Pictures are to be left out. Return exactly the lines below from the one with "Parse this screenshot: output" up to and including the one with "Give me the".
++++++
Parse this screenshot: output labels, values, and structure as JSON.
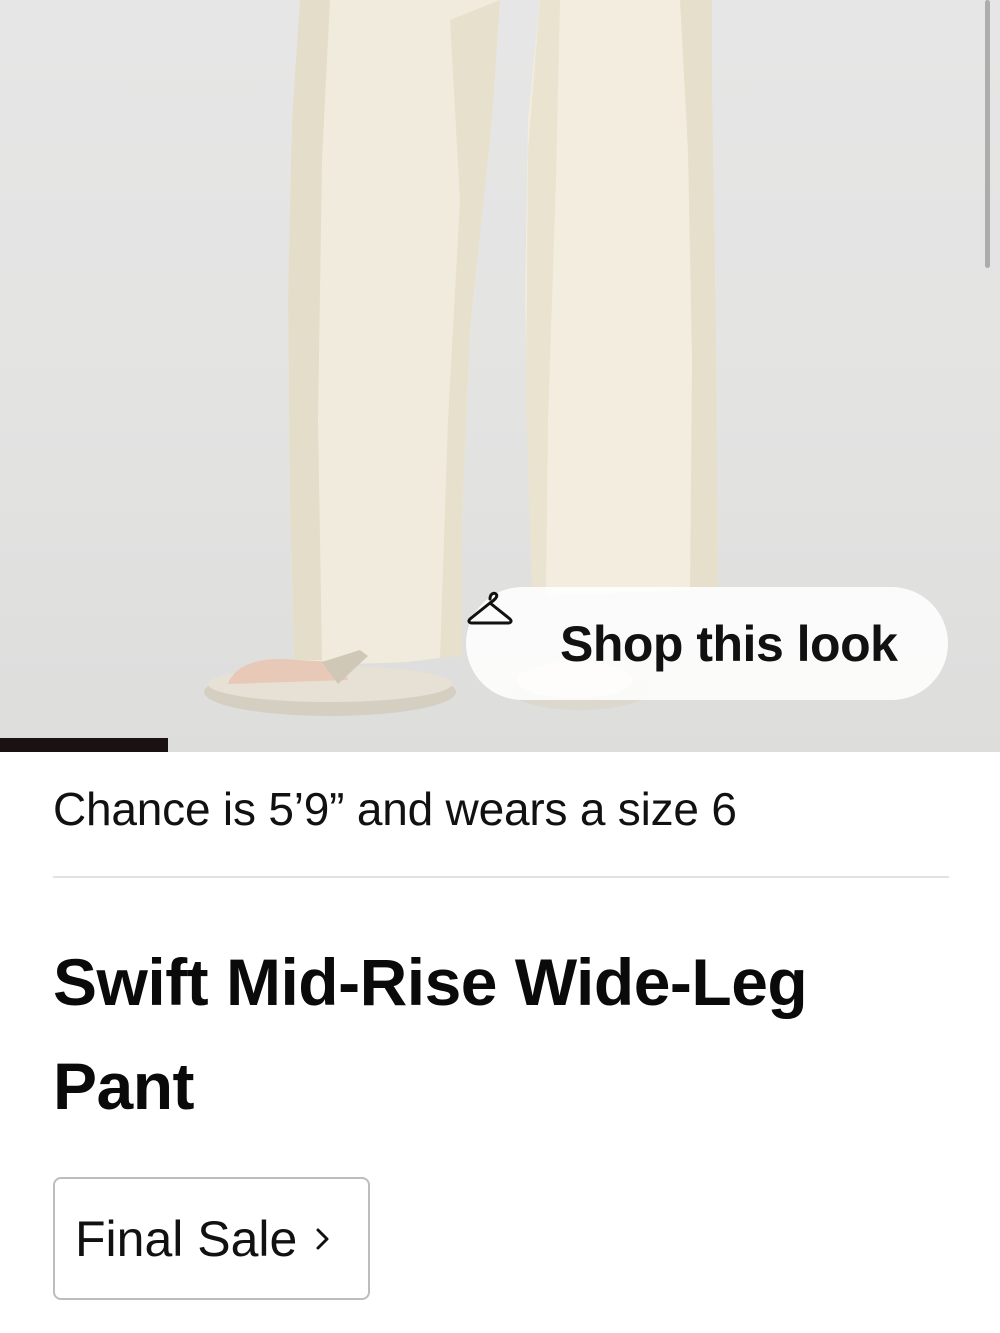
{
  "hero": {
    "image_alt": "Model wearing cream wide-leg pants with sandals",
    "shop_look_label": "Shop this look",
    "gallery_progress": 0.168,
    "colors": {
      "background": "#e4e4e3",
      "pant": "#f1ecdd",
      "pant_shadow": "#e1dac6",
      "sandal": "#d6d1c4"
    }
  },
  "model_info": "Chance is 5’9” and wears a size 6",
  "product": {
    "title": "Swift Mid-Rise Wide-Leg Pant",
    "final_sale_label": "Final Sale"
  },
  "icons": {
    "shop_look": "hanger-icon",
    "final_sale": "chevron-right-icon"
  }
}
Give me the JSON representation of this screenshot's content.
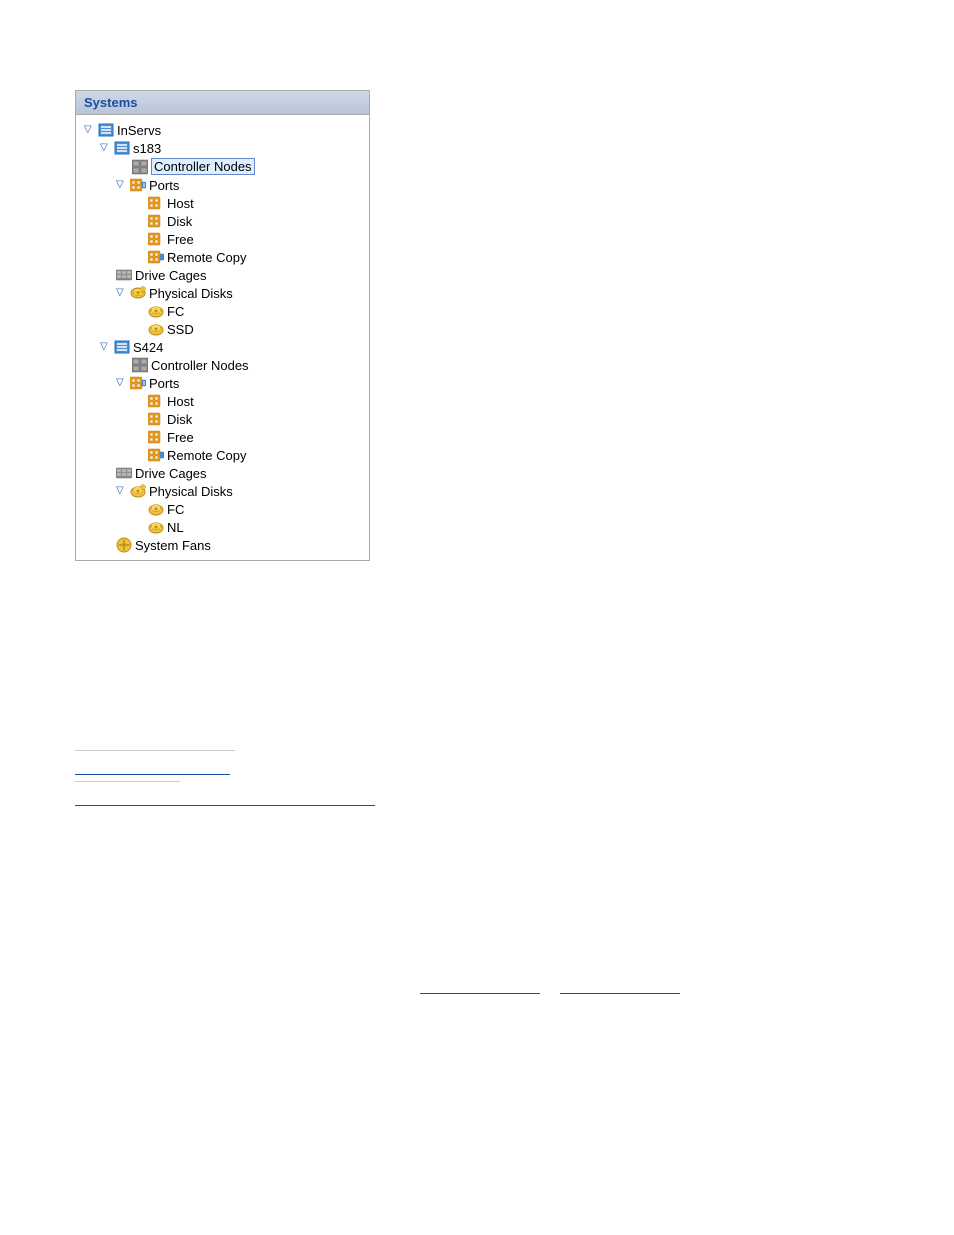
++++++
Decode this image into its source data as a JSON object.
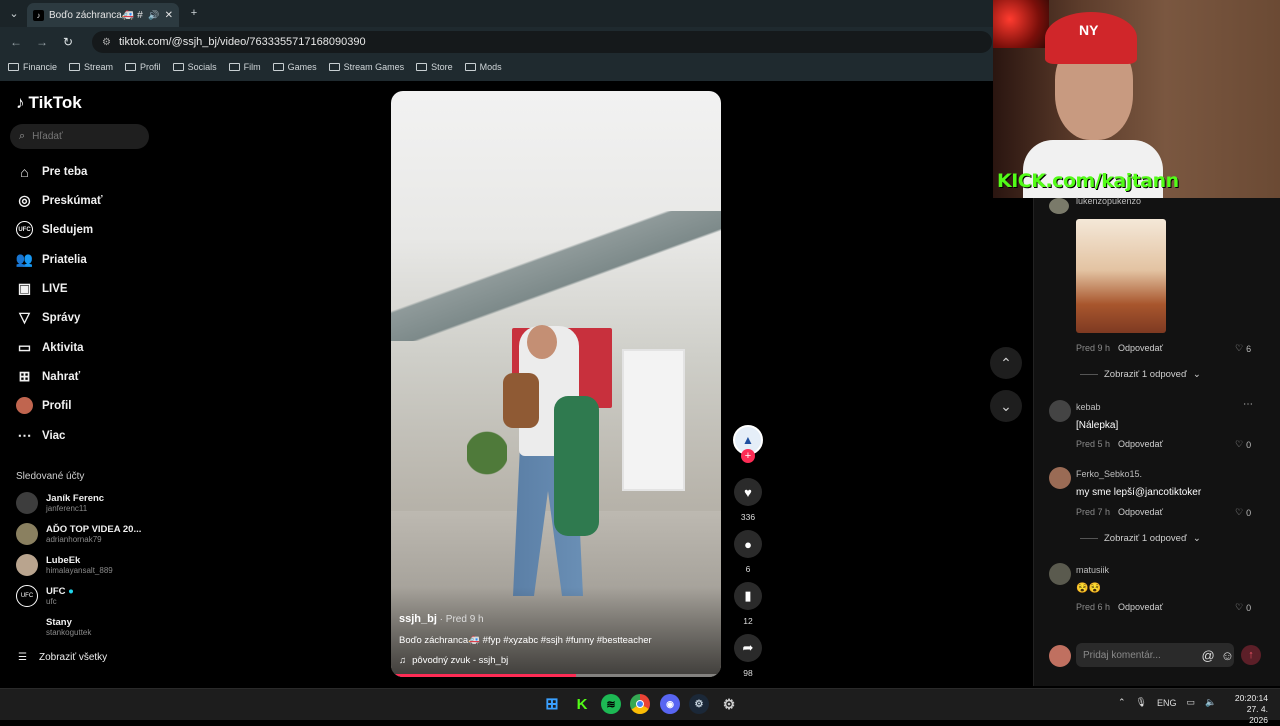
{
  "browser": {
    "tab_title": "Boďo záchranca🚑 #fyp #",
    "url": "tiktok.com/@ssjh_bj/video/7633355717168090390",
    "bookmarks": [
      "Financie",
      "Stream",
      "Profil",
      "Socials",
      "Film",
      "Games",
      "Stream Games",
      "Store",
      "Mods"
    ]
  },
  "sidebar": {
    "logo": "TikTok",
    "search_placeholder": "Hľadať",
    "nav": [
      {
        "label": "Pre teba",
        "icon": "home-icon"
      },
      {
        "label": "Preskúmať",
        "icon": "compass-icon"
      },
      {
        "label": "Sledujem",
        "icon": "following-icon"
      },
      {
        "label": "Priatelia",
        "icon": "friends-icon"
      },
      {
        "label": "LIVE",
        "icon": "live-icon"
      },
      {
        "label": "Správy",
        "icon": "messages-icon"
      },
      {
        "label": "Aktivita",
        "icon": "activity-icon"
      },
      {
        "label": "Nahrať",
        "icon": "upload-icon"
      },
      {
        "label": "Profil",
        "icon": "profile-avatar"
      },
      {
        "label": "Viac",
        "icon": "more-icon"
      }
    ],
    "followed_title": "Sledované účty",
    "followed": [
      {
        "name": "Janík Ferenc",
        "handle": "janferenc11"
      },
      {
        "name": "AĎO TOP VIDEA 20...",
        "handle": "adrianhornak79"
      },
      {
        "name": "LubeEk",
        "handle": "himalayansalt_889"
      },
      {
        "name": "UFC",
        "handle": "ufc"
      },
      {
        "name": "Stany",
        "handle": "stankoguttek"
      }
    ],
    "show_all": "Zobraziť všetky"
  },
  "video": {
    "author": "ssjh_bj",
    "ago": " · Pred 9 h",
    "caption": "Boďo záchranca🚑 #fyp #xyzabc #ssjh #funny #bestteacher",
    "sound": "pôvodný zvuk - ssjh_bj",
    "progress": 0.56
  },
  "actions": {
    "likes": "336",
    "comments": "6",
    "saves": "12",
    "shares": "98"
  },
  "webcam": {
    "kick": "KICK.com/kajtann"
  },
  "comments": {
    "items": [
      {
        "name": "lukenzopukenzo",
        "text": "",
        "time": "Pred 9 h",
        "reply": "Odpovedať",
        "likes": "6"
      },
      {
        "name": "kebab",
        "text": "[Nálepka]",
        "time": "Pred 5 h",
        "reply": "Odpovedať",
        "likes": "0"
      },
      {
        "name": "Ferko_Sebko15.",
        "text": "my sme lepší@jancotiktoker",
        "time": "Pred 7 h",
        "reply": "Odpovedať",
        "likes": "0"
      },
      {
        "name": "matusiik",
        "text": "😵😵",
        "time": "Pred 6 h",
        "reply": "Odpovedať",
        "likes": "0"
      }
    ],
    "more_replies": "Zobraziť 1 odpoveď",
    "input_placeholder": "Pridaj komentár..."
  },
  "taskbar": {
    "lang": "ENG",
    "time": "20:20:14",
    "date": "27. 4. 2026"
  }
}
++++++
> _SOLVED EXERCISE_
Parse this screenshot: output labels, values, and structure as JSON.
{
  "hero": {
    "image_alt": "Model wearing cream wide-leg pants with sandals",
    "shop_look_label": "Shop this look",
    "gallery_progress": 0.168,
    "colors": {
      "background": "#e4e4e3",
      "pant": "#f1ecdd",
      "pant_shadow": "#e1dac6",
      "sandal": "#d6d1c4"
    }
  },
  "model_info": "Chance is 5’9” and wears a size 6",
  "product": {
    "title": "Swift Mid-Rise Wide-Leg Pant",
    "final_sale_label": "Final Sale"
  },
  "icons": {
    "shop_look": "hanger-icon",
    "final_sale": "chevron-right-icon"
  }
}
Give me the JSON representation of this screenshot's content.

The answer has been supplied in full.